If you’re used to manual lenses, you know how easy it is to stop them down. If you are a little bit more advanced than that, and have ‘graduated’ to more advanced lenses, stopping down a lens (i.e making the aperture smaller) while it is not attached to a camera body can get a little problematic. There is a way to do it, however… 


All of Canon’s newer lenses (the whole EF and EF-S series) have electronically controlled aperture. Normally, that’s great, because you can select what aperture you want with the thumb wheel or via the camera’s menu system, instead of having to do it with a wheel on the lens itself.

There is a trick you can use to stop down lenses, however. Mind you, this is probably a bad, bad thing to do, and it may break stuff. Having said that, I have been doing this for years, and it seems to work fine, without any adverse effect.

A stopped down lens should look a little bit like this. Or a lot like this, in fact.

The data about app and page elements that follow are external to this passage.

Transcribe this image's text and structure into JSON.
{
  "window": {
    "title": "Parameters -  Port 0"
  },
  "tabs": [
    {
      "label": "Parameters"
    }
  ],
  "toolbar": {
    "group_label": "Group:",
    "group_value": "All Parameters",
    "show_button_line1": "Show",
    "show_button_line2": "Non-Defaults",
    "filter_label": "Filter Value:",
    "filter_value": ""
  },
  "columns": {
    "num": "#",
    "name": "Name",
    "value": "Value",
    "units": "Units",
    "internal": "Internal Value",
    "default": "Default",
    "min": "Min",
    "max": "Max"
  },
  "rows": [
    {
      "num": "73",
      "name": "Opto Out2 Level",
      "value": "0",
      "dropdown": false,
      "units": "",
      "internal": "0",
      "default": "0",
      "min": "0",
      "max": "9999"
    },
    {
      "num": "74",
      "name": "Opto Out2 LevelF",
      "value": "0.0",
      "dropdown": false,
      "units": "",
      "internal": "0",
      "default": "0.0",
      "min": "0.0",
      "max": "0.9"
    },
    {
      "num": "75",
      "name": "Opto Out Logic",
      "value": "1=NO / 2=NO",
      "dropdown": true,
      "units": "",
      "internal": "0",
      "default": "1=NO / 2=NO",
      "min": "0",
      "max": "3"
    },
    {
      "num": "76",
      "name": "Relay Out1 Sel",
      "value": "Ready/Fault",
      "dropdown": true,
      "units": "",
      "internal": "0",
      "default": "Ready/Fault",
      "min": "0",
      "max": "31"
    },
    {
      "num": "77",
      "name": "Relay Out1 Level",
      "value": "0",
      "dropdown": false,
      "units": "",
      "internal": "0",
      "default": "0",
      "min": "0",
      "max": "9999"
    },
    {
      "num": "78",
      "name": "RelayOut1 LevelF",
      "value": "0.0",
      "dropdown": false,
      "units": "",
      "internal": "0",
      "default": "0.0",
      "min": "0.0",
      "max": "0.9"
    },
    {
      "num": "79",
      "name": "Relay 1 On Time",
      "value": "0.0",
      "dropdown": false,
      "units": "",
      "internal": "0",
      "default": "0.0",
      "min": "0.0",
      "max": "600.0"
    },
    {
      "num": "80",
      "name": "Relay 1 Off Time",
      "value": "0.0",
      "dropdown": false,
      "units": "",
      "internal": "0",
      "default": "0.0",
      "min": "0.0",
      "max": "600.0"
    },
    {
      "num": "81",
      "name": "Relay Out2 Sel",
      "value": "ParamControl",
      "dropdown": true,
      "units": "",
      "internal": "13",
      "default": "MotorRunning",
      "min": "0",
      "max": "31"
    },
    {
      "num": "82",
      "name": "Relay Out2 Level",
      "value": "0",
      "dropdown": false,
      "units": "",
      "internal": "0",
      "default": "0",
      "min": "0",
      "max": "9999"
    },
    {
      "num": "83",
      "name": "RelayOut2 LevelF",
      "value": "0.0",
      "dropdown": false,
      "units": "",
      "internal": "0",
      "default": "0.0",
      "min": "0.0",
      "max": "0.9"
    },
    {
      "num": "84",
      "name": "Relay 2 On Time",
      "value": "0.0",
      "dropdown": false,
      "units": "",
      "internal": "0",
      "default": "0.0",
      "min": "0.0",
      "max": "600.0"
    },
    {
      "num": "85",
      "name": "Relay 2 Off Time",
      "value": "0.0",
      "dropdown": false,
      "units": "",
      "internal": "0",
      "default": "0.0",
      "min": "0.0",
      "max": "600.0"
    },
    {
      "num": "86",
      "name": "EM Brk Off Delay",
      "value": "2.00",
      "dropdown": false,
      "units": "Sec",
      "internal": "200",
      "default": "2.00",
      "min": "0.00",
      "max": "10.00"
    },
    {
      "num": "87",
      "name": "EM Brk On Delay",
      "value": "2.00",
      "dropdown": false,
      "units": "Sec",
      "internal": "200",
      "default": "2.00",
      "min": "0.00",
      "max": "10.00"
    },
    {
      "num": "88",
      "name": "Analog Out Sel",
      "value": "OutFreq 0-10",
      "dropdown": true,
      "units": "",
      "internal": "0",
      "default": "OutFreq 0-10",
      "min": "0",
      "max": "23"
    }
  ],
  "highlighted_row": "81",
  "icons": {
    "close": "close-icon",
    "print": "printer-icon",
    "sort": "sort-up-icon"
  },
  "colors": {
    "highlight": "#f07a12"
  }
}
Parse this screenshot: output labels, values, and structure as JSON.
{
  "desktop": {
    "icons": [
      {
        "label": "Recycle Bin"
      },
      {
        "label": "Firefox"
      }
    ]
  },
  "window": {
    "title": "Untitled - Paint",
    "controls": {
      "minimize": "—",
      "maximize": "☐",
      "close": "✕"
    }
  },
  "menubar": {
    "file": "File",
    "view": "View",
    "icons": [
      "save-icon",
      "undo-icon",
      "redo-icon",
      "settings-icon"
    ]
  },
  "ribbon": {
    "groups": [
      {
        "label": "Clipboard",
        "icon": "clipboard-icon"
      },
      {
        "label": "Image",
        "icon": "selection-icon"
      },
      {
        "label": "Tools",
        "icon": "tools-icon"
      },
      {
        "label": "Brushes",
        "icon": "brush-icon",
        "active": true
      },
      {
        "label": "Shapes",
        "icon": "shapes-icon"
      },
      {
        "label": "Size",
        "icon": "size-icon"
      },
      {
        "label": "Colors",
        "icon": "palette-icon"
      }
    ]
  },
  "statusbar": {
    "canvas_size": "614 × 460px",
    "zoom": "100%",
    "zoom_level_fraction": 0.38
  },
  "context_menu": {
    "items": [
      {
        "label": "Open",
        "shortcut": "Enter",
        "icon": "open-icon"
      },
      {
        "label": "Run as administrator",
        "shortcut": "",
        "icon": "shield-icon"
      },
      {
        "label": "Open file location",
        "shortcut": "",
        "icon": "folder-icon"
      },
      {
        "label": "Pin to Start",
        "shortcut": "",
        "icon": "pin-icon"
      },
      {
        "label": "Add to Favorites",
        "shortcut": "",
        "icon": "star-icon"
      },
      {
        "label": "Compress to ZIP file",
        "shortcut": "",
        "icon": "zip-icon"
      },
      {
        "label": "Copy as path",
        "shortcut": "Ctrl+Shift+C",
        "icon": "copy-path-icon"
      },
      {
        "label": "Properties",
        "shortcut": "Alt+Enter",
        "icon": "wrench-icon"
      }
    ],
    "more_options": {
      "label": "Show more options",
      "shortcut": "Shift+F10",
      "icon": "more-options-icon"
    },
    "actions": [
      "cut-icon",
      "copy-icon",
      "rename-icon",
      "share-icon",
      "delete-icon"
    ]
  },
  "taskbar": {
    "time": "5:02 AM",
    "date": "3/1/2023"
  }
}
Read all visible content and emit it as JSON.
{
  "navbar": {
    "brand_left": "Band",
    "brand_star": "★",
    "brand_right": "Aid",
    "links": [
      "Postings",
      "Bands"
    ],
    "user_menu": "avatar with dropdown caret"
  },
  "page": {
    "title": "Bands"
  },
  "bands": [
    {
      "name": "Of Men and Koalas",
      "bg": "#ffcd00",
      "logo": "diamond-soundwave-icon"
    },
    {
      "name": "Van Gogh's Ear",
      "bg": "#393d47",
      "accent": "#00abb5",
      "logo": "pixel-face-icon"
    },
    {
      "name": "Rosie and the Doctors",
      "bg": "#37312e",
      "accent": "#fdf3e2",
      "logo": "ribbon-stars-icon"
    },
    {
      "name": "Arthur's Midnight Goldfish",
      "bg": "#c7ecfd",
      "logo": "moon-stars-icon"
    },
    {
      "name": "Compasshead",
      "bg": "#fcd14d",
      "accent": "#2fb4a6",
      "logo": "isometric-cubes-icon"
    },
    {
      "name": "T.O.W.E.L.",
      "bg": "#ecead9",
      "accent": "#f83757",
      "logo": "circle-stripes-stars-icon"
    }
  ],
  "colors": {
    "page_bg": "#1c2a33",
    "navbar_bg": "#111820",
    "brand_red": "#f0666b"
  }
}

The size of the hole depends on how far you've stopped down your lens.

Stopping down a lens is done by putting the lens on the camera, and setting the camera to either manual aperture (A or Av) or fully manual (M). Select the aperture you want. Then, press and hold the aperture preview button. If you don’t know where that button is, it is probably the one near the bottom of your lens, on the side. The one that you never use. Yes, that one. Press it, hold it, and then take the lens off the camera exactly like you would do normally.

If you have done it right, you are now holding the lens, which should still be stopped down. It should look approximately like in the picture with the red circle.

Finally, this trick for setting the aperture is not a “recommended” method (not that there really is one), but at worst the “ERR 99″ or “ERR 01″ it may produce on the camera can be cleared up by turning the camera off and back on.

So why would you bother?

Well, this trick will come in most useful when you’re using your lens detached from the camera, obviously. This would come in particularly useful in macro photography, such as if you are using non-electronically connected spacers between your lens, so your camera can’t send the right signals to the lens to make the aperture change.

If you are reversing your lens with a set of reversing rings (or using my nifty homemade lens extender), it would also be useful, if you want to use the lens at anything other than fully open.

And hey, it’s a nifty trick. Sometimes, that ‘s all you need, right?

Finally, if you like this post and want to learn more about macro photography, check out my book on macro photography (in the sidebar over there →).

Do you enjoy a smattering of random photography links? Well, squire, I welcome thee to join me on Twitter -

© Kamps Consulting Ltd. This article is licenced for use on Pixiq only. Please do not reproduce wholly or in part without a license. More info.